A scene from “Dahomey”. Picture: Supplied.

A scene from “Dahomey”. Picture: Supplied.

Published Jul 10, 2024


Eight French movies will premier at the 45th Durban International Film Festival (Diff), with support from the Ministry of Europe and Foreign Affairs and the French Institute, with IFAS and Alliance française in Durban.

The movies, which sheds light on the global realities of migration, restitution, and revolution, have featured at the Oscars and leading global film festivals such as Tiff, Berlinale, Cannes and Venice.

David Martinon, French ambassador to South Africa, Lesotho and Malawi, said that France was dedicated to promoting Francophone cinema on the global stage as a means of cultural exchange, highlighting the power of storytelling to connect and spark meaningful conversations.

“The French Focus forms part of a larger project which includes a scouting delegation of French experts coming to Durban and Cape Town, as well as support for the incubation of filmmakers through the Jumpstart programme at Durban Film Mart.”

Kicking off the line-up is “Dahomey”, a thrilling documentary that delves into the history of the Kingdom of Dahomey, now Benin. French-Senegalese filmmaker, Mati Diop documents the return of plundered artefacts to their place of origin.

This insightful and meditative portrait of the restoration of African treasures was shown in the main competition at the 74th Berlin International Film Festival, where it won the Golden Bear.

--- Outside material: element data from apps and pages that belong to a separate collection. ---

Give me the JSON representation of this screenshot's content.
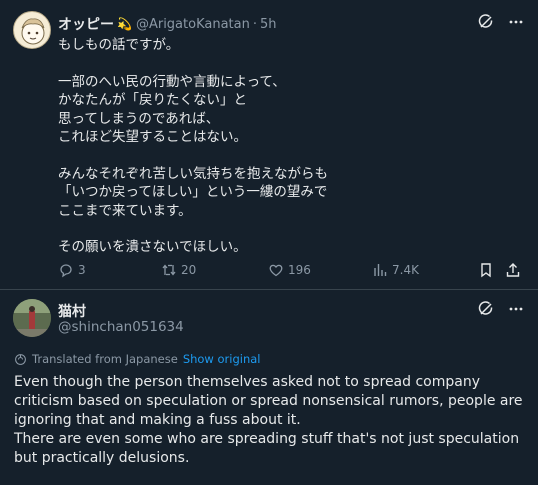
{
  "tweet": {
    "author_name": "オッピー",
    "badge_emoji": "💫",
    "handle": "@ArigatoKanatan",
    "separator": "·",
    "time": "5h",
    "text": "もしもの話ですが。\n\n一部のへい民の行動や言動によって、\nかなたんが「戻りたくない」と\n思ってしまうのであれば、\nこれほど失望することはない。\n\nみんなそれぞれ苦しい気持ちを抱えながらも\n「いつか戻ってほしい」という一縷の望みで\nここまで来ています。\n\nその願いを潰さないでほしい。",
    "actions": {
      "replies": "3",
      "reposts": "20",
      "likes": "196",
      "views": "7.4K"
    }
  },
  "reply": {
    "author_name": "猫村",
    "handle": "@shinchan051634",
    "translated_label": "Translated from Japanese",
    "show_original": "Show original",
    "text": "Even though the person themselves asked not to spread company criticism based on speculation or spread nonsensical rumors, people are ignoring that and making a fuss about it.\nThere are even some who are spreading stuff that's not just speculation but practically delusions."
  },
  "icons": {
    "grok": "grok-icon",
    "more": "more-icon",
    "reply": "reply-icon",
    "repost": "repost-icon",
    "like": "heart-icon",
    "views": "views-icon",
    "bookmark": "bookmark-icon",
    "share": "share-icon",
    "translate": "translate-icon"
  },
  "colors": {
    "background": "#15202b",
    "text": "#e7e9ea",
    "muted": "#8b98a5",
    "link": "#1d9bf0",
    "divider": "#38444d"
  }
}
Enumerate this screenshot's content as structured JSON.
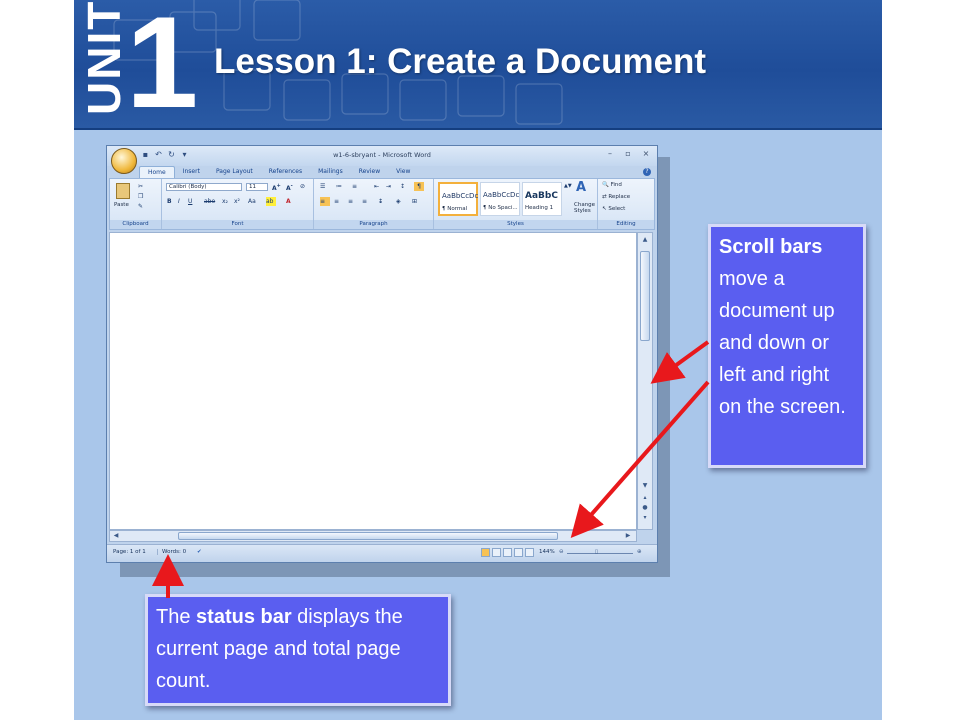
{
  "slide": {
    "unit_word": "UNIT",
    "unit_number": "1",
    "title": "Lesson 1: Create a Document",
    "accent_color": "#1f4d99",
    "background_color": "#a9c6ea"
  },
  "word_window": {
    "title": "w1-6-sbryant - Microsoft Word",
    "tabs": [
      "Home",
      "Insert",
      "Page Layout",
      "References",
      "Mailings",
      "Review",
      "View"
    ],
    "active_tab": "Home",
    "ribbon": {
      "clipboard": {
        "label": "Clipboard",
        "paste_label": "Paste"
      },
      "font": {
        "label": "Font",
        "font_name": "Calibri (Body)",
        "font_size": "11"
      },
      "paragraph": {
        "label": "Paragraph"
      },
      "styles": {
        "label": "Styles",
        "tiles": [
          {
            "sample": "AaBbCcDc",
            "name": "¶ Normal"
          },
          {
            "sample": "AaBbCcDc",
            "name": "¶ No Spaci..."
          },
          {
            "sample": "AaBbC",
            "name": "Heading 1"
          }
        ],
        "change_styles": "Change Styles"
      },
      "editing": {
        "label": "Editing",
        "find": "Find",
        "replace": "Replace",
        "select": "Select"
      }
    },
    "status_bar": {
      "page": "Page: 1 of 1",
      "words": "Words: 0",
      "zoom": "144%"
    }
  },
  "callouts": {
    "scroll": {
      "bold": "Scroll bars",
      "text": " move a document up and down or left and right on the screen."
    },
    "status": {
      "prefix": "The ",
      "bold": "status bar",
      "text": " displays the current page and total page count."
    }
  },
  "colors": {
    "callout_fill": "#5a5ef0",
    "arrow": "#e8181c"
  }
}
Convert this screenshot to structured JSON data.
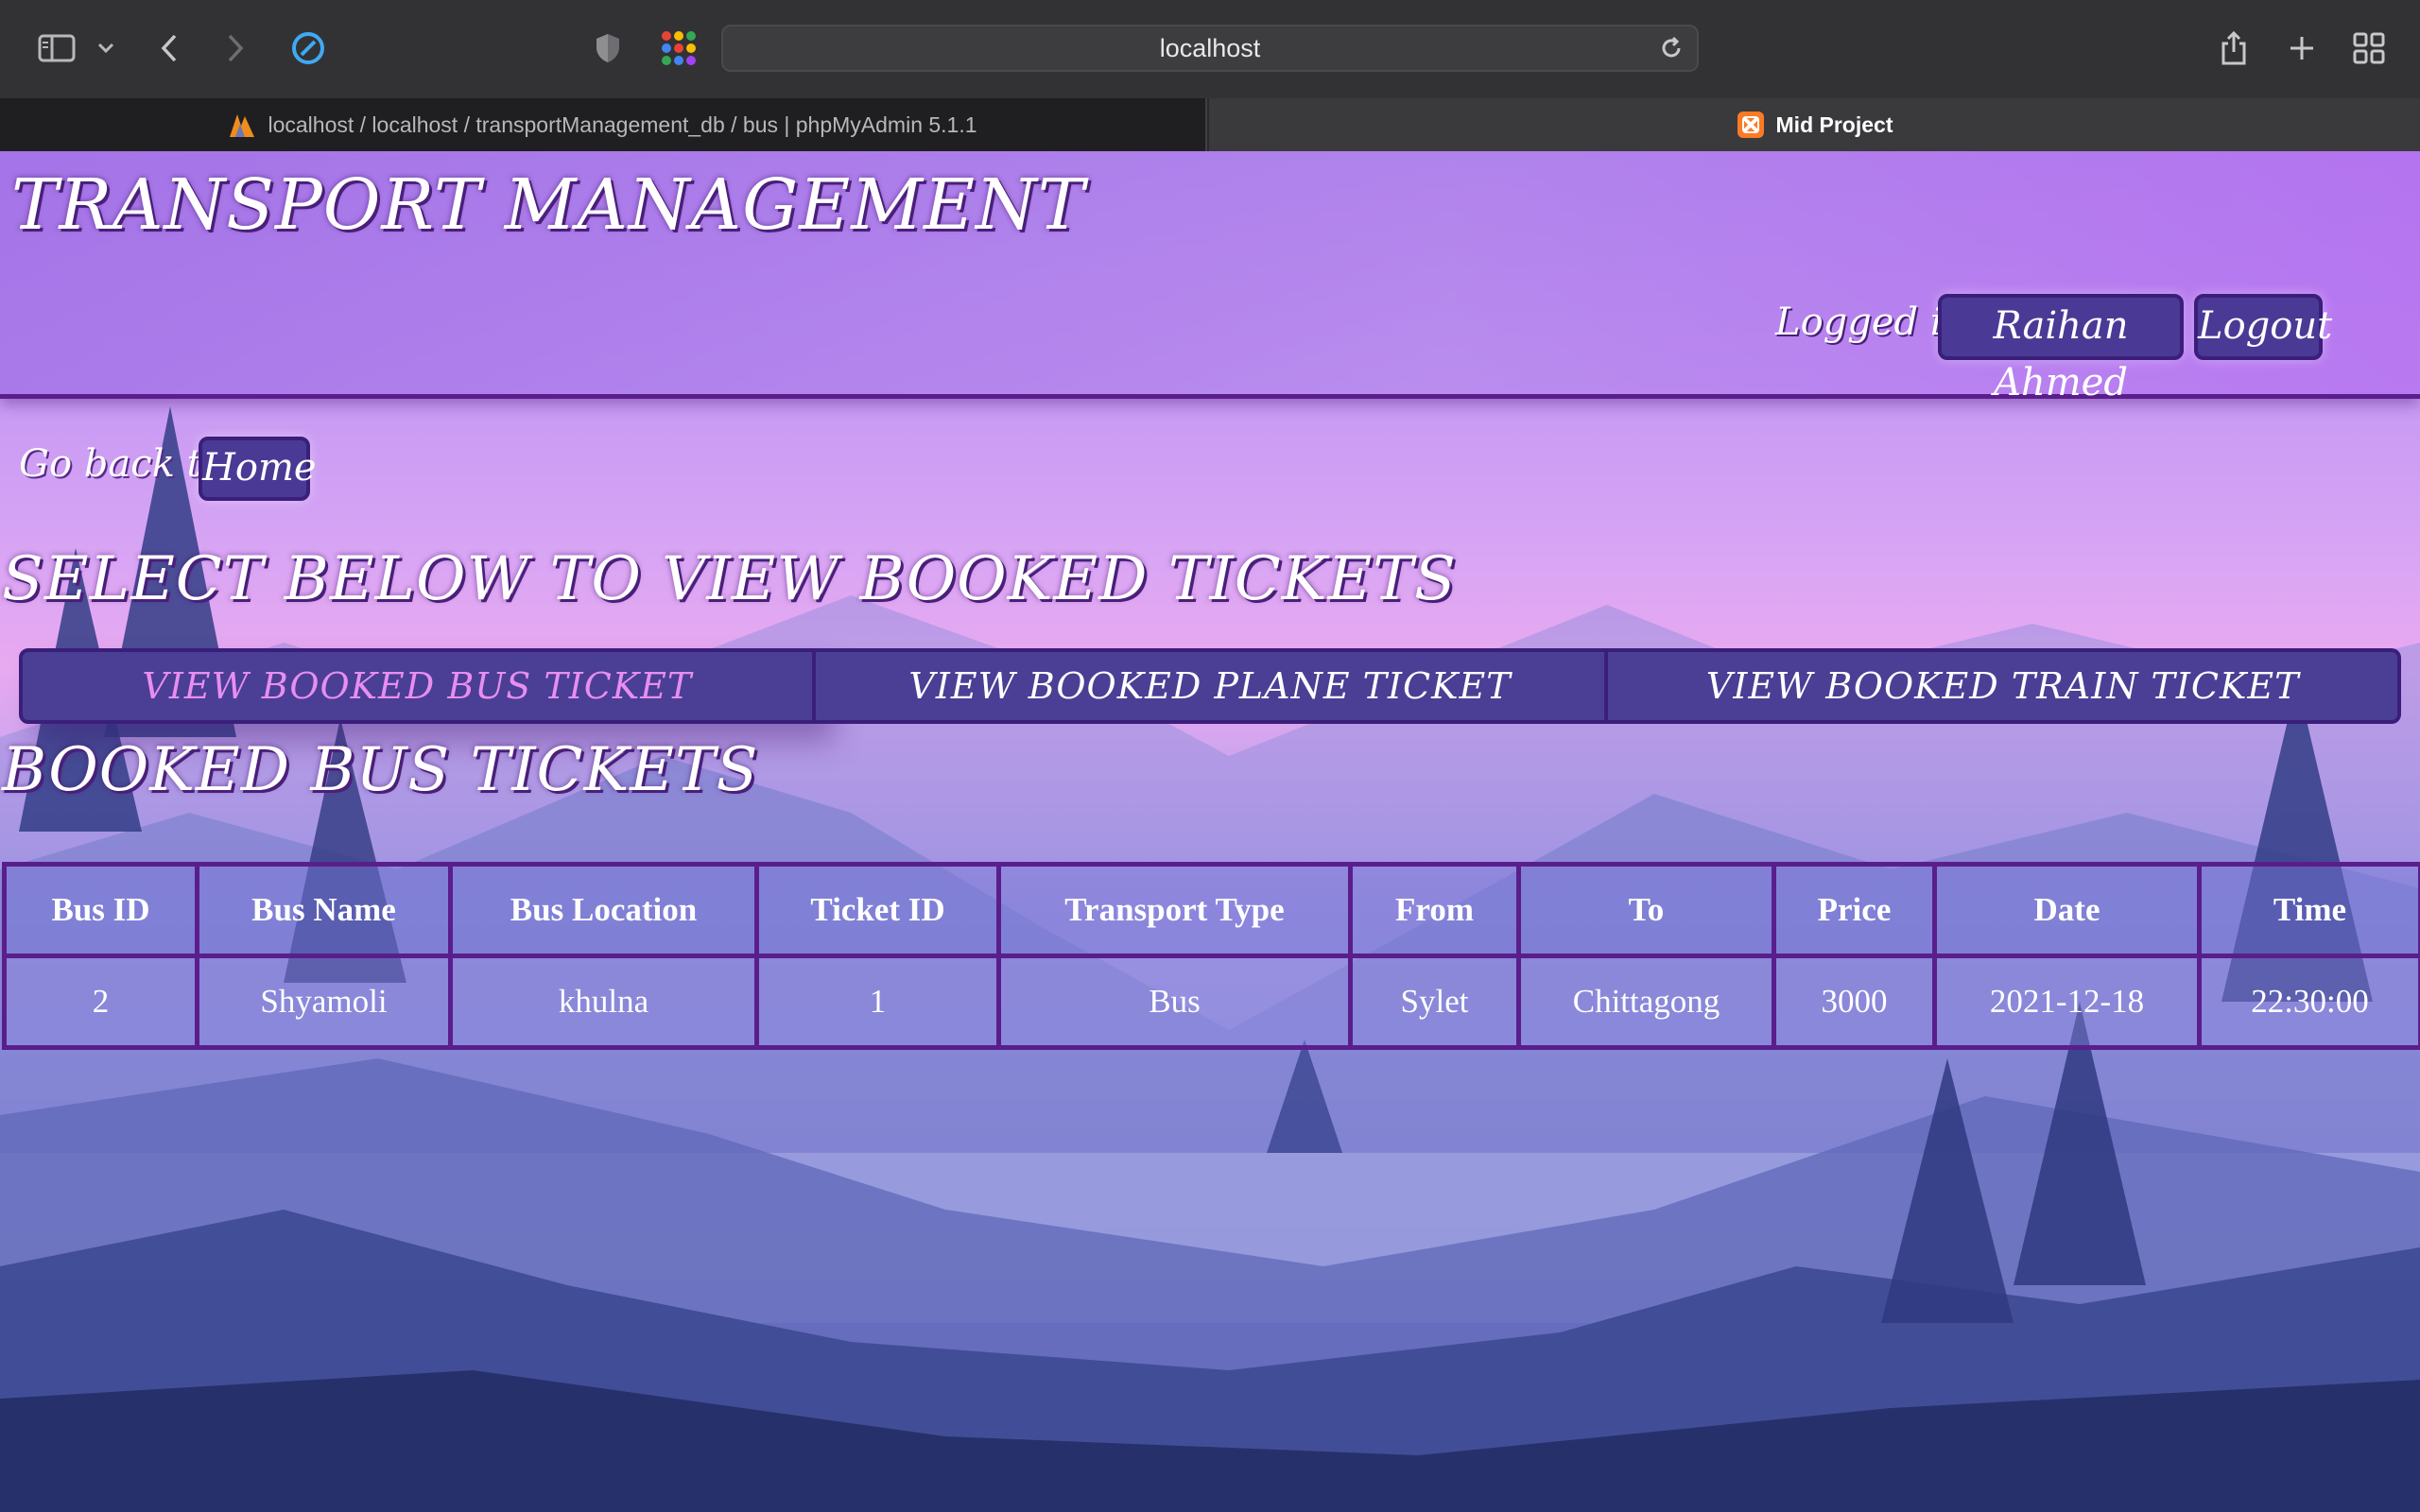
{
  "browser": {
    "url": "localhost",
    "tabs": [
      {
        "label": "localhost / localhost / transportManagement_db / bus | phpMyAdmin 5.1.1",
        "active": false
      },
      {
        "label": "Mid Project",
        "active": true
      }
    ],
    "icons": [
      "sidebar-icon",
      "chevron-down-icon",
      "back-icon",
      "forward-icon",
      "compass-icon",
      "shield-icon",
      "grid-dots-icon",
      "reload-icon",
      "share-icon",
      "plus-icon",
      "tabs-overview-icon"
    ]
  },
  "page": {
    "site_title": "TRANSPORT MANAGEMENT",
    "logged_in_label": "Logged in:",
    "user_name": "Raihan Ahmed",
    "logout_label": "Logout",
    "go_back_label": "Go back to :",
    "home_label": "Home",
    "select_heading": "SELECT BELOW TO VIEW BOOKED TICKETS",
    "ticket_tabs": [
      {
        "label": "VIEW BOOKED BUS TICKET",
        "active": true
      },
      {
        "label": "VIEW BOOKED PLANE TICKET",
        "active": false
      },
      {
        "label": "VIEW BOOKED TRAIN TICKET",
        "active": false
      }
    ],
    "table_heading": "BOOKED BUS TICKETS",
    "table": {
      "columns": [
        "Bus ID",
        "Bus Name",
        "Bus Location",
        "Ticket ID",
        "Transport Type",
        "From",
        "To",
        "Price",
        "Date",
        "Time"
      ],
      "rows": [
        [
          "2",
          "Shyamoli",
          "khulna",
          "1",
          "Bus",
          "Sylet",
          "Chittagong",
          "3000",
          "2021-12-18",
          "22:30:00"
        ]
      ]
    }
  },
  "colors": {
    "accent_border": "#5a1e8c",
    "button_fill": "#4a3f95",
    "active_tab_text": "#e88ef0"
  }
}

“Coconut Head Generation”, directed by Alain Kassanda, is an invigorating observational documentary that showcases the brilliance and resilience of young Nigerians at the University of Ibadan, who come together despite individual and collective struggles to create a space for themselves and reclaim their power.

They discuss subjects such as feminism, migration, human rights, colonialism and politics.

“Coconut Head Generation”. Picture: Supplied.

In the years that Kassanda filmed, from 2019 to 2021, students and their peers took to the barricades to resist police violence. This film, which shared the top prize at Cinéma du Réel, is a dynamic portrait of a generation of Nigerians using their intelligence and critical thinking to demand change.

The Oscar-nominated “Four Daughters”, is also on the line-up. Olfa Hamrouni’s two eldest daughters disappeared in 2015 leaving her and her two youngest daughters heartbroken and grief-stricken.

“Four Daughters”. Picture: Supplied.

In a bid to piece together their story, Ben Hania invites professional actors to play the roles of the missing sisters. As the intimate tableau of a family torn apart is recreated, Olfa and her two daughters negotiate their personal trauma and loss.

This is a story of hope, rebellion, violence, transmission and sisterhood that will question the very foundations of our societies.

“Disco Afrika: A Malagasy Story” premiered at the Marrakech Film Festival and at the 74th Berlinale, where it received an honourable mention.

“Disco Afrika: A Malagasy Story”. Picture: Supplied.

The story follows Kwame, a young miner who flees to his home village after an unforeseen tragedy. Once home, he must contend with the undeniable corruption of his country, his loyalty to those he cares for, and his grief, while doing his best to balance it all.

“The Story of Souleymane”, which was awarded the Un Certain Regard Jury Prize and the Un Certain Regard Performance Prize at the recent Cannes festival, follows Souleymane, an undocumented Guinean delivery biker and asylum seeker who has followed his dream to Paris.

Souleymane Sangare, a recent arrival in Paris from Guinea, sleeps in homeless shelters at night and works as a delivery biker by day. Picture: Instagram

He balances his precarious employment and the complexities of preparing for his interview with the government to determine his status. In sharing his story, he could be sharing the story of one of the many others who have fled countries torn by conflict in search of a better life.

“We Imagine As Light” is a glorious rendition of the beauty of Mumbai by night. The lives and loves of two nurses are thrown together by circumstance, and we follow their delicate journey of friendship through the bustling city streets.

The decision to return to their mutual birthplace, Kerala, gives rise to some unexpected realisations, an imagination of light and a future that neither had dared to dream of.

“We Imagine As Light”. Picture: Supplied.

Lkhagvadulam Purev-Ochir’s feature debut, “City of Wind”, follows 17-year-old Ze (Tergel Bold-Erdene), who lives between two worlds. One where he is a diligent student, falling in love with a girl, the other, a shaman for his village in Mongolia.

“City of Wind”. Picture: Supplied.

“City of Wind” is a gorgeously shot exploration of a child poised on the edge of adulthood as he navigates the tension between staying true to his own desires and honouring his duties.

The final film on offer is “The Voice of Others”, directed by Fatima Kaci. It earned Kaci the top honour in 2023, where she received the Lights on Women Award.

“The Voice of Others”. Picture: Supplied.

The topical film follows Rim, a Tunisian interpreter who assists migrants with asylum procedures in France. Each day as she translates the stories of exiled men and women she is forced to confront her own history.

∎ The Durban International Film Festival will take place from July 18 to 28 at commercial venues like NuMetro Pavilion, Ster-Kinekor, Suncoast CineCentre, The Bioscope (Johannesburg) and The Labia (Cape Town). The non-commercial venues include Cap Studios, Denis Hurley Centre, Luthuli Museum, K-Cap and Wushwini Art Centre.

Festival passes are available at Webtickets. Single tickets, for each film, are also available at R80 at each cinema.